In the foregoing, in order to simplify explanation it has been assumed that all the capacitors 24 have the same capacitance. In this case, because of the periodicity of the machine along its axis, the energy stored in each elementary stator increases working from the input towards the output of the machine, and this, in the case where the elementary machines wich make it up are chosen to be identical throughout for reasons of obvious simplicity, means that the first of these elementary machines will have dimensions and a metal mass which are excessive. In order to achieve a better economy in terms of material, a different arrangement can be chosen however.
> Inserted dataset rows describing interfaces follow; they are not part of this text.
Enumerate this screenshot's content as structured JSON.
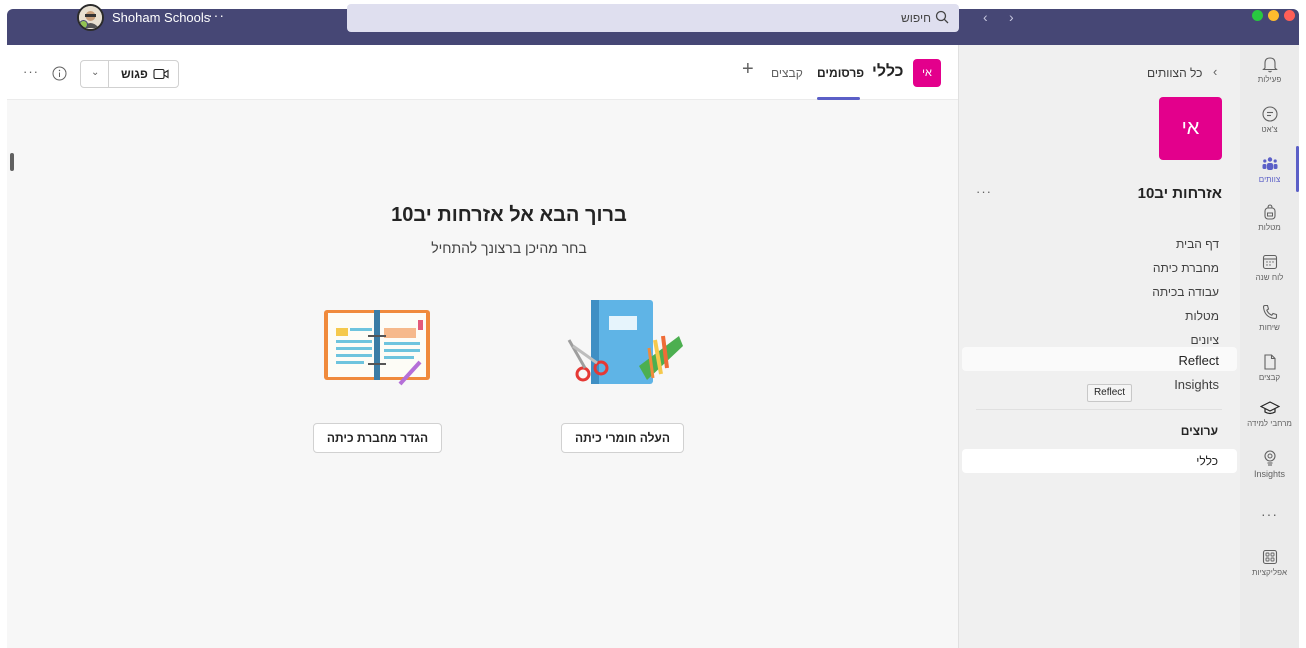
{
  "topbar": {
    "org_name": "Shoham Schools",
    "org_more": "···",
    "search_placeholder": "חיפוש",
    "nav_back": "‹",
    "nav_fwd": "›",
    "window_dots": [
      "#ffbd2e",
      "#febc2e",
      "#ff5f57"
    ]
  },
  "main": {
    "header": {
      "more": "···",
      "meet_label": "פגוש",
      "meet_chevron": "⌄",
      "channel_avatar": "אי",
      "channel_title": "כללי",
      "tabs": [
        {
          "label": "פרסומים",
          "active": true
        },
        {
          "label": "קבצים",
          "active": false
        }
      ],
      "add_tab": "+"
    },
    "welcome_title": "ברוך הבא אל אזרחות יב10",
    "welcome_subtitle": "בחר מהיכן ברצונך להתחיל",
    "actions": {
      "setup_notebook": "הגדר מחברת כיתה",
      "upload_materials": "העלה חומרי כיתה"
    }
  },
  "team_panel": {
    "all_teams": "כל הצוותים",
    "all_teams_chevron": "‹",
    "team_avatar": "אי",
    "team_name": "אזרחות יב10",
    "team_more": "···",
    "links": [
      "דף הבית",
      "מחברת כיתה",
      "עבודה בכיתה",
      "מטלות",
      "ציונים",
      "Reflect",
      "Insights"
    ],
    "tooltip": "Reflect",
    "channels_heading": "ערוצים",
    "channels": [
      "כללי"
    ]
  },
  "rail": {
    "items": [
      {
        "label": "פעילות",
        "icon": "bell-icon"
      },
      {
        "label": "צ'אט",
        "icon": "chat-icon"
      },
      {
        "label": "צוותים",
        "icon": "teams-icon",
        "active": true
      },
      {
        "label": "מטלות",
        "icon": "backpack-icon"
      },
      {
        "label": "לוח שנה",
        "icon": "calendar-icon"
      },
      {
        "label": "שיחות",
        "icon": "phone-icon"
      },
      {
        "label": "קבצים",
        "icon": "file-icon"
      },
      {
        "label": "מרחבי למידה",
        "icon": "graduation-cap-icon"
      },
      {
        "label": "Insights",
        "icon": "bulb-icon"
      }
    ],
    "more": "···",
    "apps_label": "אפליקציות"
  },
  "colors": {
    "topbar": "#464775",
    "accent": "#5b5fc7",
    "team_avatar": "#e3008c"
  }
}
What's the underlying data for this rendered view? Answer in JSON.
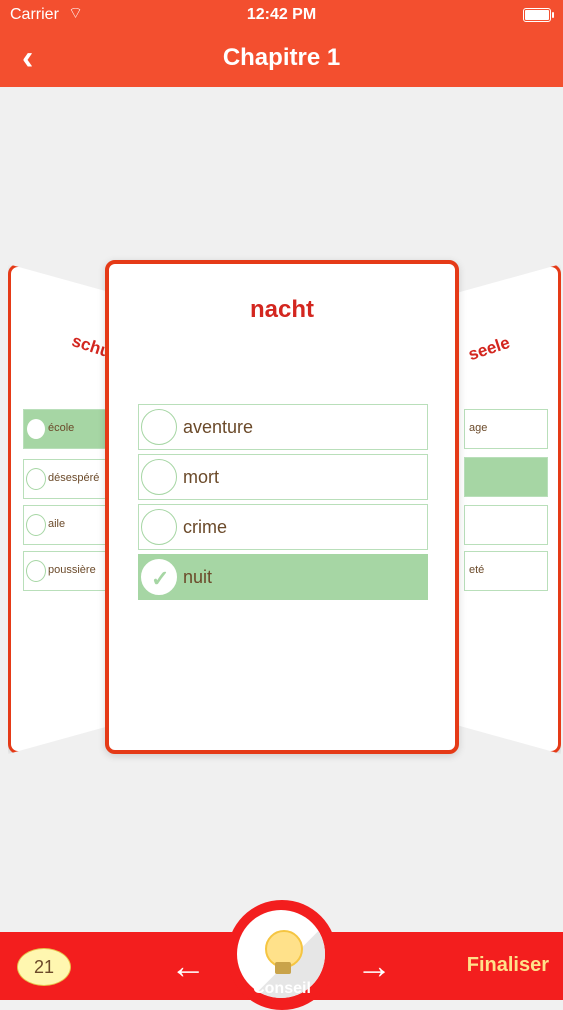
{
  "status_bar": {
    "carrier": "Carrier",
    "time": "12:42 PM"
  },
  "nav": {
    "title": "Chapitre 1"
  },
  "cards": {
    "left": {
      "word": "schule",
      "options": [
        {
          "label": "école",
          "selected": true
        },
        {
          "label": "désespéré",
          "selected": false
        },
        {
          "label": "aile",
          "selected": false
        },
        {
          "label": "poussière",
          "selected": false
        }
      ]
    },
    "main": {
      "word": "nacht",
      "options": [
        {
          "label": "aventure",
          "selected": false
        },
        {
          "label": "mort",
          "selected": false
        },
        {
          "label": "crime",
          "selected": false
        },
        {
          "label": "nuit",
          "selected": true
        }
      ]
    },
    "right": {
      "word": "seele",
      "options": [
        {
          "label": "age",
          "selected": false
        },
        {
          "label": "",
          "selected": true
        },
        {
          "label": "",
          "selected": false
        },
        {
          "label": "eté",
          "selected": false
        }
      ]
    }
  },
  "bottom_bar": {
    "count": "21",
    "hint_label": "Conseil",
    "finalize_label": "Finaliser"
  },
  "colors": {
    "accent": "#f34f2f",
    "card_border": "#e53a17",
    "selected": "#a6d6a4",
    "bottom_bar": "#f31e1e"
  }
}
This arrangement likewise falls within the scope of the invention; it has been described hereinafter in the context of a machine whose stator in the low-pass filter like that of the preceding example, made up of elementary stators which are identical throughout and have the same individual impedance Zs. This novel variant embodiment, unlike the variant described earlier, comprises connecting capacitors with a capacitance Cn varying from one cell of the filter to the next, n designating the order of the cell working from the input of the machine. In this variant embodiment, it has been assumed that the cells are matched in terms of impedance and that the currents in the elementary stators, that is to say in the cell-inductances Ls, all have the same absolute value |I |. All the elementary stators then, with the exception of phase, operate identically, each contributing a unit of power Pu to the operation of the machine.
The value of the capacitance Cn will be determined, in an example, assuming the filter constituted by the stator to be formed by T-tanks or cells, as illustrated in FIG. 4. In this Figure, Vn and Vn+1 designate the voltages across the terminals of the cells of order n and n+1 respectively, whilst In and In+1 designate the currents in the impedances Zs in the cells.
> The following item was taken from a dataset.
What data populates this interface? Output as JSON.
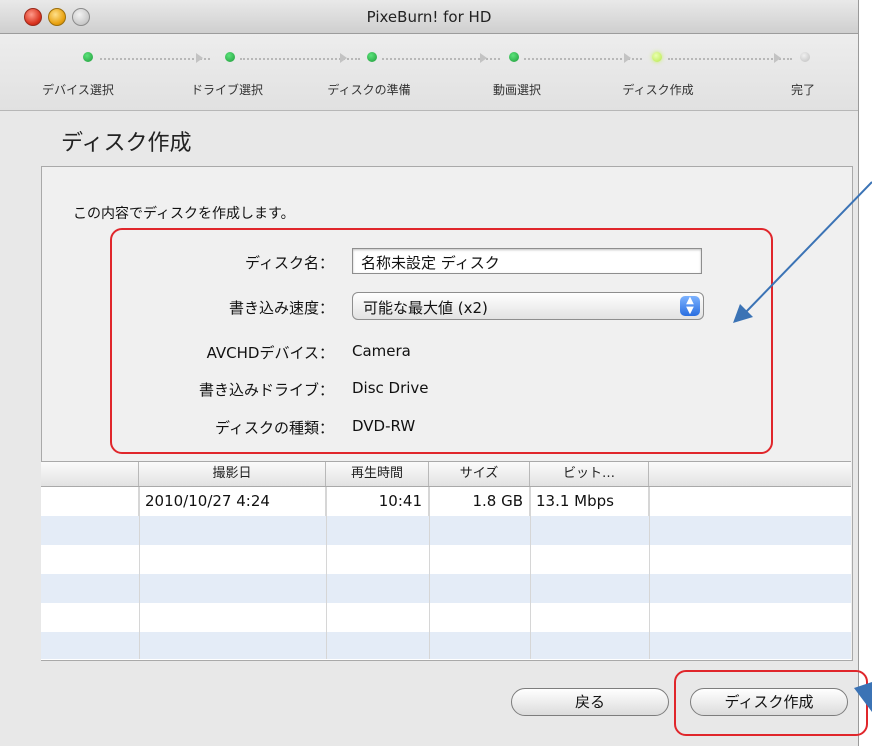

The power across the terminals of the cell of order n, is given by Pn = 1/2|Vn |×|I|and that across the terminals of the cell of order n+1 by: Pn+1 = 1/2|Vn+1 |×|I|, and this, bearing in mind that Pn+1 = Pn + Pu in accordance with what has been said earlier, means that: ##EQU5## Zn designating the characteristic impedance of the cell of order n. The formula (1) shows that the characteristic impedances of the successive cells are related to one another by an arithmetic progression.
However, characteristic impedance of a celle, considering a T-filter as shown in the Figure, is defined by: ##EQU6## which, neglecting the second order term, can be written as:
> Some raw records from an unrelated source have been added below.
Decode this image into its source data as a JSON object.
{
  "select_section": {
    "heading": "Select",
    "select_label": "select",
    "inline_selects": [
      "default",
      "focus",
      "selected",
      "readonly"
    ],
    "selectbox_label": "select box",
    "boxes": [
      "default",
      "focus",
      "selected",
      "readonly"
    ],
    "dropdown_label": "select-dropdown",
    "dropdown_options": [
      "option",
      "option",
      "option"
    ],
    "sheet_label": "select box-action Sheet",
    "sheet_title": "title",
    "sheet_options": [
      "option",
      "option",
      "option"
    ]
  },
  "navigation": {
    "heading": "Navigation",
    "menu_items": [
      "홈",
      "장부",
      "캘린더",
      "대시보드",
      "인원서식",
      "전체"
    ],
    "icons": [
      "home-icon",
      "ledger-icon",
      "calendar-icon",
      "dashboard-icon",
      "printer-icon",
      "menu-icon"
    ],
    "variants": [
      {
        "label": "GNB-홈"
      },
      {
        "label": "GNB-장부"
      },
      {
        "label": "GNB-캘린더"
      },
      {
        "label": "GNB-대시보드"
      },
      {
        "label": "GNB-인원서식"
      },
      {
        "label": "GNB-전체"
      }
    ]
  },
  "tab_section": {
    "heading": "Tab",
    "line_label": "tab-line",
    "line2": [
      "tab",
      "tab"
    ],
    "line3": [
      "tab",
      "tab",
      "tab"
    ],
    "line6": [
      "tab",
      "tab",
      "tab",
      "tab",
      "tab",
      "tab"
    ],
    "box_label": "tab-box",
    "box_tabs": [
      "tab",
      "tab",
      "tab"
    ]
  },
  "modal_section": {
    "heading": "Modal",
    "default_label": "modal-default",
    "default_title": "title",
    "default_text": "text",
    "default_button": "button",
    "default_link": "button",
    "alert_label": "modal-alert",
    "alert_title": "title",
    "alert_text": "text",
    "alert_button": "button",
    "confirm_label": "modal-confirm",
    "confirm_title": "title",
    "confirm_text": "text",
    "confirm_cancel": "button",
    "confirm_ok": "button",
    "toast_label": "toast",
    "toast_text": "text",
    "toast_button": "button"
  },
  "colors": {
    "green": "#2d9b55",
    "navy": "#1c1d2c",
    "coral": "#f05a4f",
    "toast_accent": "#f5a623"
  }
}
Zn ≅ √Ls /Cn.
Finally, assuming that the power injected at the input of the machine is equal to the unit power Pu, then, considering equation (1), we can put:
Zn = 2n Pu /I2
and, consequently: ##EQU7##
This latter expression defines the law of variation of the capacitances of the linking capacitors in a special embodiment of the variant form of the machine whose stator is constituted by a filter in which the cells are not identical to one another. It illustrates the facility which is available to choose the capacitances Cn in such a fashion that the power stored is the same in all the elementary stators. The volume of these capacitances is in this case constant working from one end to the other of the machine.
By way of example, it will be observed that with the machine in accordance with the invention powers of the order of around 10 megawatts can be achieved continuously at a frequency of 5 kHz, within an amplification band (ω1, ω2) of 20% around this frequency.
Of course, the invention is not limited to the embodiments described and shown, which were given solely by way of example.